- _Work to be completed_:
Search the data for "Menu" and copy every matching line.

- _Dataset content_:

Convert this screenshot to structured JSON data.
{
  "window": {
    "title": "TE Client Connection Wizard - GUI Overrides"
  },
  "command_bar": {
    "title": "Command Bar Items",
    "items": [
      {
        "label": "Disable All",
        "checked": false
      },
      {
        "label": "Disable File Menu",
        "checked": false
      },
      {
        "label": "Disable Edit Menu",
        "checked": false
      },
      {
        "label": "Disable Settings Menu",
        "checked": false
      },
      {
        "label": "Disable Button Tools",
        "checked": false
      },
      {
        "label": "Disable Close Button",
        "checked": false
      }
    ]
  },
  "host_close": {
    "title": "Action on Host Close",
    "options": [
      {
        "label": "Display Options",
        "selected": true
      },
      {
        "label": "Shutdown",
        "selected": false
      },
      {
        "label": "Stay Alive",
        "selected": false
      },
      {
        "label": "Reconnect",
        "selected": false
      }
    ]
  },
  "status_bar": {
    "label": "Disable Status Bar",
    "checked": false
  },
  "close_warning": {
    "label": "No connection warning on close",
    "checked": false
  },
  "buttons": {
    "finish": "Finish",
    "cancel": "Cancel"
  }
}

- _Exercise result_:
        "label": "Disable File Menu",
        "label": "Disable Edit Menu",
        "label": "Disable Settings Menu",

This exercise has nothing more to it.